“I had an overwhelming foreboding that something terrible was about to happen to me, and I wouldn’t be able to escape. ”
My college life was enriched with family, friends, sorority sisters, successful academic achievement, and a loving boyfriend. But one night, a terrifying new element was suddenly added. Lying in bed, I began to sweat profusely. My heart was racing and I could not stay still. I had an overwhelming foreboding that something terrible was about to happen to me, and I wouldn’t be able to escape. When I called my dad to explain my symptoms, he suggested that I go to the hospital.
I went there alone because I couldn’t bear the thought of anyone seeing me in a helpless, hopeless state. The doctor thought I might be dehydrated, so he gave me fluids and medication to help me sleep. But I lay awake confused and crying. I went through my days smiling on the outside and broken on the inside. People surrounded me, yet I felt completely isolated. I slept and ate very little and thought very little about anything other than how pathetic I was. Although a small part of me understood the anxiety I was feeling, the other part of me thought I was crazy.
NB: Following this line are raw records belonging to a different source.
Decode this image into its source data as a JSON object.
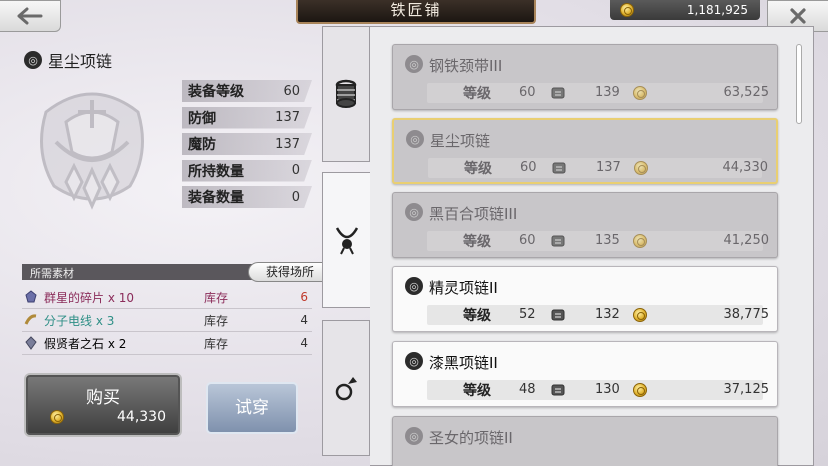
{
  "window": {
    "title": "铁匠铺"
  },
  "currency": {
    "gold": "1,181,925",
    "icon": "gold-coin-icon"
  },
  "colors": {
    "accent_gold": "#e9cf72",
    "stock_red": "#c0392b",
    "material_teal": "#2e8f86",
    "material_purple": "#8b2c5a"
  },
  "selected_item": {
    "name": "星尘项链",
    "stats": [
      {
        "label": "装备等级",
        "value": "60"
      },
      {
        "label": "防御",
        "value": "137"
      },
      {
        "label": "魔防",
        "value": "137"
      },
      {
        "label": "所持数量",
        "value": "0"
      },
      {
        "label": "装备数量",
        "value": "0"
      }
    ]
  },
  "materials": {
    "header": "所需素材",
    "source_button": "获得场所",
    "items": [
      {
        "name": "群星的碎片 x 10",
        "stock_label": "库存",
        "count": "6",
        "color": "#8b2c5a",
        "count_color": "#c0392b"
      },
      {
        "name": "分子电线 x 3",
        "stock_label": "库存",
        "count": "4",
        "color": "#2e8f86",
        "count_color": "#333333"
      },
      {
        "name": "假贤者之石 x 2",
        "stock_label": "库存",
        "count": "4",
        "color": "#333333",
        "count_color": "#333333"
      }
    ]
  },
  "buy_button": {
    "label": "购买",
    "price": "44,330"
  },
  "try_button": {
    "label": "试穿"
  },
  "tabs": [
    {
      "name": "armband",
      "icon": "armband-icon"
    },
    {
      "name": "necklace",
      "icon": "necklace-icon",
      "active": true
    },
    {
      "name": "ring",
      "icon": "ring-icon"
    }
  ],
  "list_labels": {
    "level": "等级"
  },
  "list": [
    {
      "name": "钢铁颈带III",
      "level": "60",
      "defense": "139",
      "price": "63,525",
      "state": "dim"
    },
    {
      "name": "星尘项链",
      "level": "60",
      "defense": "137",
      "price": "44,330",
      "state": "selected"
    },
    {
      "name": "黑百合项链III",
      "level": "60",
      "defense": "135",
      "price": "41,250",
      "state": "dim"
    },
    {
      "name": "精灵项链II",
      "level": "52",
      "defense": "132",
      "price": "38,775",
      "state": "normal"
    },
    {
      "name": "漆黑项链II",
      "level": "48",
      "defense": "130",
      "price": "37,125",
      "state": "normal"
    },
    {
      "name": "圣女的项链II",
      "level": "",
      "defense": "",
      "price": "",
      "state": "dim"
    }
  ]
}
I was sure of only one thing: I was alone in my condition. It wasn’t long before I discovered how wrong I was.
With support and love from my family, I sought help, opened up, and learned that what I was experiencing—panic disorder—was a common secret struggle among many college students, as well as some of my family members. My grandmother had experienced the same symptoms at my age 50 years earlier. Unfortunately for her, mental health resources were very limited then. I discovered I was genetically predisposed to this condition, but like my grandmother, I could overcome it.
Four years have passed since my first panic attack. I am earning a master's degree in public health, and my plan is to promote mental health resources. I will also work to eliminate stigma surrounding mental health problems, and as my family showed me, I will show others suffering from an anxiety disorder that they are not alone.